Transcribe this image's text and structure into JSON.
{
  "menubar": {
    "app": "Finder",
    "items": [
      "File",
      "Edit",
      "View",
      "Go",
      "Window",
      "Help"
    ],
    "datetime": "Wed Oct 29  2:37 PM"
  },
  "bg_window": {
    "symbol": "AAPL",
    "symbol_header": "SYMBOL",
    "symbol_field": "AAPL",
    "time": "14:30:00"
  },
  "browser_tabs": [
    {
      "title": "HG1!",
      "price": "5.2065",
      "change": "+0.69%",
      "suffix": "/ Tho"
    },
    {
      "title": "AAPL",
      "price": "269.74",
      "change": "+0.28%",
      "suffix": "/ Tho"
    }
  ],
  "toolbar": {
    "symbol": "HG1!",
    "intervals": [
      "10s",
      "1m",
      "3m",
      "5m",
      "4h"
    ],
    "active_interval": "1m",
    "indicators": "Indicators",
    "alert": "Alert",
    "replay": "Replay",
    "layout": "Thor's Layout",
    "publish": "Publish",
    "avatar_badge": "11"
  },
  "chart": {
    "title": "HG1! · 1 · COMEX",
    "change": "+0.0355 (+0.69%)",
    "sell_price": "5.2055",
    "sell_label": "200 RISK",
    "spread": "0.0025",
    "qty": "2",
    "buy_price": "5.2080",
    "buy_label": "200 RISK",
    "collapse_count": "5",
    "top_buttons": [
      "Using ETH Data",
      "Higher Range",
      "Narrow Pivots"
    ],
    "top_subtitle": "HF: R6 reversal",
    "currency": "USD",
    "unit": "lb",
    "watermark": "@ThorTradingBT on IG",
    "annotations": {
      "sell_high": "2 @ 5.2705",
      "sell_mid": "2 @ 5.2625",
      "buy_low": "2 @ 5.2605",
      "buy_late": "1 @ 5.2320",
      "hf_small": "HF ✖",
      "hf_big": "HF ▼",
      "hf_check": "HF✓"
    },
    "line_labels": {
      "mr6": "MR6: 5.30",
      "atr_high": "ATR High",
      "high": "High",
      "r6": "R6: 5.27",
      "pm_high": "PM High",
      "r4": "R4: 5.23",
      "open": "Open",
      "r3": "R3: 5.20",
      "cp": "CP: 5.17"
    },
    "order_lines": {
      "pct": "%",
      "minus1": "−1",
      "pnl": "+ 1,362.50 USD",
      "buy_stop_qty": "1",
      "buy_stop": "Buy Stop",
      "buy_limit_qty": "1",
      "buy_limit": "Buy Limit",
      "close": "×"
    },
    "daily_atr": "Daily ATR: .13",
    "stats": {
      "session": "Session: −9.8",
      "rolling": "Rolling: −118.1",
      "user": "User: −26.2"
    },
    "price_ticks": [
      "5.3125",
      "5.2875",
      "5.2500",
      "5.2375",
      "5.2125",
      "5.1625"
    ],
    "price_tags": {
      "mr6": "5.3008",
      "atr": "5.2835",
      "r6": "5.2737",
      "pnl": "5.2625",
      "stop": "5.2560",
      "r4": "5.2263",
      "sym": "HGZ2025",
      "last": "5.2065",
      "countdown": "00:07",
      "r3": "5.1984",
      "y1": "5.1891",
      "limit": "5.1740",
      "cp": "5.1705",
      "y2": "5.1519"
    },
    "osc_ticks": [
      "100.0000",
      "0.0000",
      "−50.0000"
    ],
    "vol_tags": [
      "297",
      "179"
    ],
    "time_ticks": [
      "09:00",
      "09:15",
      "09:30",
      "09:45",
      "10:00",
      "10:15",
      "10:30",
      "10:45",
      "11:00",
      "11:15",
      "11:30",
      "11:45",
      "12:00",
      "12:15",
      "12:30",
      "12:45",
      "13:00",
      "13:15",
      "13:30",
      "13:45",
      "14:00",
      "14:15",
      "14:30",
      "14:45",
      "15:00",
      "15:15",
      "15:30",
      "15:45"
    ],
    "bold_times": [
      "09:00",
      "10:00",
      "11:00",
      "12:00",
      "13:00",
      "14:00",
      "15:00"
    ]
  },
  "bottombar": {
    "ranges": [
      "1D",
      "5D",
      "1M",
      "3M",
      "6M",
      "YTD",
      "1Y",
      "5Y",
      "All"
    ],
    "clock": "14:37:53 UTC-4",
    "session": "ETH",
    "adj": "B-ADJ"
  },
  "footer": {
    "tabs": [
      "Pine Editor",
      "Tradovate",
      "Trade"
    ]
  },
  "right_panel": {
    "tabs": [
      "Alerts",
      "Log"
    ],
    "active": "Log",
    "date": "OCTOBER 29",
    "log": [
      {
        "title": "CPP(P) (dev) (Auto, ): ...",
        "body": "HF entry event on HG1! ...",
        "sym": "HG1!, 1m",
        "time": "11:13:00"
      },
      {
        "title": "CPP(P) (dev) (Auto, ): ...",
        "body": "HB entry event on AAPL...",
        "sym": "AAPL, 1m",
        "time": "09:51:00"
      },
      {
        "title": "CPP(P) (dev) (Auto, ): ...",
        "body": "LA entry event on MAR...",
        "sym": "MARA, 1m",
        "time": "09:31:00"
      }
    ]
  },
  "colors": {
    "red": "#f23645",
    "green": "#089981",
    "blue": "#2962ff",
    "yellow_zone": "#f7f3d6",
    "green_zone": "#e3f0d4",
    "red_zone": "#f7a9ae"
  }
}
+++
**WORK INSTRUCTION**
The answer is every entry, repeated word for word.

**ANSWER TO THE EXERCISE**
Transcribe this image's text and structure into JSON.
{
  "menubar": {
    "app": "Finder",
    "items": [
      "File",
      "Edit",
      "View",
      "Go",
      "Window",
      "Help"
    ],
    "datetime": "Wed Oct 29  2:37 PM"
  },
  "bg_window": {
    "symbol": "AAPL",
    "symbol_header": "SYMBOL",
    "symbol_field": "AAPL",
    "time": "14:30:00"
  },
  "browser_tabs": [
    {
      "title": "HG1!",
      "price": "5.2065",
      "change": "+0.69%",
      "suffix": "/ Tho"
    },
    {
      "title": "AAPL",
      "price": "269.74",
      "change": "+0.28%",
      "suffix": "/ Tho"
    }
  ],
  "toolbar": {
    "symbol": "HG1!",
    "intervals": [
      "10s",
      "1m",
      "3m",
      "5m",
      "4h"
    ],
    "active_interval": "1m",
    "indicators": "Indicators",
    "alert": "Alert",
    "replay": "Replay",
    "layout": "Thor's Layout",
    "publish": "Publish",
    "avatar_badge": "11"
  },
  "chart": {
    "title": "HG1! · 1 · COMEX",
    "change": "+0.0355 (+0.69%)",
    "sell_price": "5.2055",
    "sell_label": "200 RISK",
    "spread": "0.0025",
    "qty": "2",
    "buy_price": "5.2080",
    "buy_label": "200 RISK",
    "collapse_count": "5",
    "top_buttons": [
      "Using ETH Data",
      "Higher Range",
      "Narrow Pivots"
    ],
    "top_subtitle": "HF: R6 reversal",
    "currency": "USD",
    "unit": "lb",
    "watermark": "@ThorTradingBT on IG",
    "annotations": {
      "sell_high": "2 @ 5.2705",
      "sell_mid": "2 @ 5.2625",
      "buy_low": "2 @ 5.2605",
      "buy_late": "1 @ 5.2320",
      "hf_small": "HF ✖",
      "hf_big": "HF ▼",
      "hf_check": "HF✓"
    },
    "line_labels": {
      "mr6": "MR6: 5.30",
      "atr_high": "ATR High",
      "high": "High",
      "r6": "R6: 5.27",
      "pm_high": "PM High",
      "r4": "R4: 5.23",
      "open": "Open",
      "r3": "R3: 5.20",
      "cp": "CP: 5.17"
    },
    "order_lines": {
      "pct": "%",
      "minus1": "−1",
      "pnl": "+ 1,362.50 USD",
      "buy_stop_qty": "1",
      "buy_stop": "Buy Stop",
      "buy_limit_qty": "1",
      "buy_limit": "Buy Limit",
      "close": "×"
    },
    "daily_atr": "Daily ATR: .13",
    "stats": {
      "session": "Session: −9.8",
      "rolling": "Rolling: −118.1",
      "user": "User: −26.2"
    },
    "price_ticks": [
      "5.3125",
      "5.2875",
      "5.2500",
      "5.2375",
      "5.2125",
      "5.1625"
    ],
    "price_tags": {
      "mr6": "5.3008",
      "atr": "5.2835",
      "r6": "5.2737",
      "pnl": "5.2625",
      "stop": "5.2560",
      "r4": "5.2263",
      "sym": "HGZ2025",
      "last": "5.2065",
      "countdown": "00:07",
      "r3": "5.1984",
      "y1": "5.1891",
      "limit": "5.1740",
      "cp": "5.1705",
      "y2": "5.1519"
    },
    "osc_ticks": [
      "100.0000",
      "0.0000",
      "−50.0000"
    ],
    "vol_tags": [
      "297",
      "179"
    ],
    "time_ticks": [
      "09:00",
      "09:15",
      "09:30",
      "09:45",
      "10:00",
      "10:15",
      "10:30",
      "10:45",
      "11:00",
      "11:15",
      "11:30",
      "11:45",
      "12:00",
      "12:15",
      "12:30",
      "12:45",
      "13:00",
      "13:15",
      "13:30",
      "13:45",
      "14:00",
      "14:15",
      "14:30",
      "14:45",
      "15:00",
      "15:15",
      "15:30",
      "15:45"
    ],
    "bold_times": [
      "09:00",
      "10:00",
      "11:00",
      "12:00",
      "13:00",
      "14:00",
      "15:00"
    ]
  },
  "bottombar": {
    "ranges": [
      "1D",
      "5D",
      "1M",
      "3M",
      "6M",
      "YTD",
      "1Y",
      "5Y",
      "All"
    ],
    "clock": "14:37:53 UTC-4",
    "session": "ETH",
    "adj": "B-ADJ"
  },
  "footer": {
    "tabs": [
      "Pine Editor",
      "Tradovate",
      "Trade"
    ]
  },
  "right_panel": {
    "tabs": [
      "Alerts",
      "Log"
    ],
    "active": "Log",
    "date": "OCTOBER 29",
    "log": [
      {
        "title": "CPP(P) (dev) (Auto, ): ...",
        "body": "HF entry event on HG1! ...",
        "sym": "HG1!, 1m",
        "time": "11:13:00"
      },
      {
        "title": "CPP(P) (dev) (Auto, ): ...",
        "body": "HB entry event on AAPL...",
        "sym": "AAPL, 1m",
        "time": "09:51:00"
      },
      {
        "title": "CPP(P) (dev) (Auto, ): ...",
        "body": "LA entry event on MAR...",
        "sym": "MARA, 1m",
        "time": "09:31:00"
      }
    ]
  },
  "colors": {
    "red": "#f23645",
    "green": "#089981",
    "blue": "#2962ff",
    "yellow_zone": "#f7f3d6",
    "green_zone": "#e3f0d4",
    "red_zone": "#f7a9ae"
  }
}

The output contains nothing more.